Ecstasy is a designer drug because the chemical compound has been altered, thus creating a different effect or “high” and then it can be sold on the street as something else.  Ecstasy is popular at rave parties, but today pure MDMA is also being abused and it’s called “molly.”  Some use MDMA and ecstasy as interchangeable terms such as in a recent study to see how effective it was in treating PTSD (Post Traumatic Stress Disorder).  
Twenty-one participants took a dosage comparable to what they would take at a dance club.  After two and a half hours of psychotherapy, they took half of what they took before to make sure the effects of the drug continued.  They thought the drugs worked to help expose disturbing memories in a safe environment.  This trial was actually FDA approved which contradicts a ruling in nineteen eighty-five when the DEA labeled it a Schedule I drug.  It was found to have high abuse potential and no medicinal use yet here it is being tested to treat PTSD.
Ecstasy is comparable to taking an amphetamine and the hallucinogen mescaline.  Feelings of euphoria, emotional warmth and empathy are common but so are distortions in time perception and in one’s senses.  Confusion, anxiety and depression can last for weeks after taking ecstasy.  Increased heart rate, blood pressure and trouble regulating body temperature can lead to organ failure while taking this drug.  The risks and adverse side effects far outweigh anything else.  
The point is that psychiatry encourages drug use of many varieties.  From the days of LSD to today’s antidepressants and antipsychotics, there doesn’t seem to be a drug that’s off-limits.  Drugs associated with abuse apparently are fair game.  Their approach seems to be to just administer drugs, without any attention to adverse side effects or long-term side effects.  
The founder of a group for psychedelic studies was quoted as saying, “it’s not the drug, but how the drug is used that matters.”  It is the drug that matters and how it is used.  Psychiatry’s solution of curing the mind is in the wrong place.  Altering brain function with drugs is not the answer.  They have no evidence that undesirable behaviors are rooted in the brain.  
A logical approach would to be to look for a physical cause of any supposed mental illness.  The source could be in the person’s diet, environment or even just allergies just to name a few possibilities.
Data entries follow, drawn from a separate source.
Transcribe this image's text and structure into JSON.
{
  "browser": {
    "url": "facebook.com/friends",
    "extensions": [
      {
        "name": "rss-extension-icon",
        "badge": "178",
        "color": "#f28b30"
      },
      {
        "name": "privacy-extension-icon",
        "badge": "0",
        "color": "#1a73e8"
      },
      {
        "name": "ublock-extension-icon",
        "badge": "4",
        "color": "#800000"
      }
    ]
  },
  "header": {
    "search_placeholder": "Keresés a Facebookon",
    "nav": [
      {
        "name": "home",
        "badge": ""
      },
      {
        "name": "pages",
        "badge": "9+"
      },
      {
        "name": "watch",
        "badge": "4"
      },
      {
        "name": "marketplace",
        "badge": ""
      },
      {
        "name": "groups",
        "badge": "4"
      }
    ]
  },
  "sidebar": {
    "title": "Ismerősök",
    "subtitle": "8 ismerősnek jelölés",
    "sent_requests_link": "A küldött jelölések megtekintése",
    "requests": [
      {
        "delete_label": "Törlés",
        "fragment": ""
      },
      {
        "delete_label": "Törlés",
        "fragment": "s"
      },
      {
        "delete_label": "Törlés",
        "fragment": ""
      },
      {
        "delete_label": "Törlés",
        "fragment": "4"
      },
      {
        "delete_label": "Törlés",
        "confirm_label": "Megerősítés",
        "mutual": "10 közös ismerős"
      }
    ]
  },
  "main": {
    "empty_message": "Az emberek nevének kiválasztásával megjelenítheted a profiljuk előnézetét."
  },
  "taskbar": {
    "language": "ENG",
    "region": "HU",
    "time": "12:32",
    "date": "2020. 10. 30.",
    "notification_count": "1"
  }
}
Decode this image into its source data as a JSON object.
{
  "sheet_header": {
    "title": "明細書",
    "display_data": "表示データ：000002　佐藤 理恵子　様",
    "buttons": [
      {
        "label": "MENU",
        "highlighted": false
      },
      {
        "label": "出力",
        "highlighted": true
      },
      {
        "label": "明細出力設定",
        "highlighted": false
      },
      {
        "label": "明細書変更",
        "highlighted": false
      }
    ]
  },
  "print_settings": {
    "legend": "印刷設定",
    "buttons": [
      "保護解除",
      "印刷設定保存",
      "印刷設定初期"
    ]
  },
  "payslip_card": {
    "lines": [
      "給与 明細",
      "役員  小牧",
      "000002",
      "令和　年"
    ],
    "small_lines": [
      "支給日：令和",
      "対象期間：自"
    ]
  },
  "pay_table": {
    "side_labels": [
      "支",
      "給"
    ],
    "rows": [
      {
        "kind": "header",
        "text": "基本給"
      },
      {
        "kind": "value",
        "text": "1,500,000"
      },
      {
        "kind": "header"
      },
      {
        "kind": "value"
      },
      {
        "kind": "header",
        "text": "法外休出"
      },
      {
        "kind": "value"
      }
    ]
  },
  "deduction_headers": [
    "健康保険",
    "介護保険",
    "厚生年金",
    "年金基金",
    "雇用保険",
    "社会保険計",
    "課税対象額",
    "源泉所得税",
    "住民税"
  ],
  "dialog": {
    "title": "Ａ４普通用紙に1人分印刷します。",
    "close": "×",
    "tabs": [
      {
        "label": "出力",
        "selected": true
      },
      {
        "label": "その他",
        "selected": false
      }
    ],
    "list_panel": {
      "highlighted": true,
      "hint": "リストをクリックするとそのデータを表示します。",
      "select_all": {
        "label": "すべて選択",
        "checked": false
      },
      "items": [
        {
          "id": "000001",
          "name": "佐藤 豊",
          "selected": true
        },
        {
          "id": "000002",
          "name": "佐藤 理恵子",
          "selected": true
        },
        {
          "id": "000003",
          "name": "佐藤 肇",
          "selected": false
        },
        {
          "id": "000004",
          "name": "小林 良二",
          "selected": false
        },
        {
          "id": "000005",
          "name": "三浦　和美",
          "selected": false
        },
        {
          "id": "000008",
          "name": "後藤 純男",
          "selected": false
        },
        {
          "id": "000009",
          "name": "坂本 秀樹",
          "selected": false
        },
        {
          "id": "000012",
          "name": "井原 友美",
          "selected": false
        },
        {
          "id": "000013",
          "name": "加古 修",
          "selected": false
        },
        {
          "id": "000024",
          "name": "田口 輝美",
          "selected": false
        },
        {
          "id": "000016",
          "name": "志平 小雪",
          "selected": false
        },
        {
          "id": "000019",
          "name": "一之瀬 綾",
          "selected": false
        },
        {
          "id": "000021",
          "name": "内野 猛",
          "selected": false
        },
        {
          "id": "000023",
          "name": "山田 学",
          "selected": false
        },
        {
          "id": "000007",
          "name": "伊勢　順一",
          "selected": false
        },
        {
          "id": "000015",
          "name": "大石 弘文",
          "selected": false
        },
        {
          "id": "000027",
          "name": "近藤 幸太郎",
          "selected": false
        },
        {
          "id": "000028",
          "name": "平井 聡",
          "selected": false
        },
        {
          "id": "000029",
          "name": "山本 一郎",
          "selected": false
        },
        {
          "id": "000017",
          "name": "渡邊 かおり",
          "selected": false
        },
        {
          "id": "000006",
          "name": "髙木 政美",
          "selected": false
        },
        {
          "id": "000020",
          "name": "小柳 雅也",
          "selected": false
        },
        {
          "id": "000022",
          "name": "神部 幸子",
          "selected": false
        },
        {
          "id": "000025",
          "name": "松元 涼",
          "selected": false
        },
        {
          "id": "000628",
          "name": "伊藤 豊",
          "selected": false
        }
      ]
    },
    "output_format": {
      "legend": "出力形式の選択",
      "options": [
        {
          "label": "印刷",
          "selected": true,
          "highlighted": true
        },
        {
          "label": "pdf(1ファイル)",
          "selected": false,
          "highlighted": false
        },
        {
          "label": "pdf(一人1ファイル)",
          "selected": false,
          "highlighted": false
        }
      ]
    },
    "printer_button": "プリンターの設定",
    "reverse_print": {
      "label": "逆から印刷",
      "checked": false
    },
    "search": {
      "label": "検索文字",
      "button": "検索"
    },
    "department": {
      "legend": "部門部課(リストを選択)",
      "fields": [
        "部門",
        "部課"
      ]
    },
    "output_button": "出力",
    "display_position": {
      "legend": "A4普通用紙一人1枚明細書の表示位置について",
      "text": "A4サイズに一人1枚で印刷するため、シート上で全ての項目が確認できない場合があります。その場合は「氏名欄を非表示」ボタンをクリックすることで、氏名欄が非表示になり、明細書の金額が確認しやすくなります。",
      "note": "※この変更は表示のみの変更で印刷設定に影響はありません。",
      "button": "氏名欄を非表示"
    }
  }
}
Only evaluating symptoms followed by treatment with mind-altering drugs is not an effective solution.  Psychiatry hasn’t found a cure for anything yet, but they sure have contributed to the drug culture of today.


Leave a Reply


Contact CCHR Florida

109 N. Fort Harrison Ave.
Clearwater, Florida 33755
Tel: 1-800-782-2878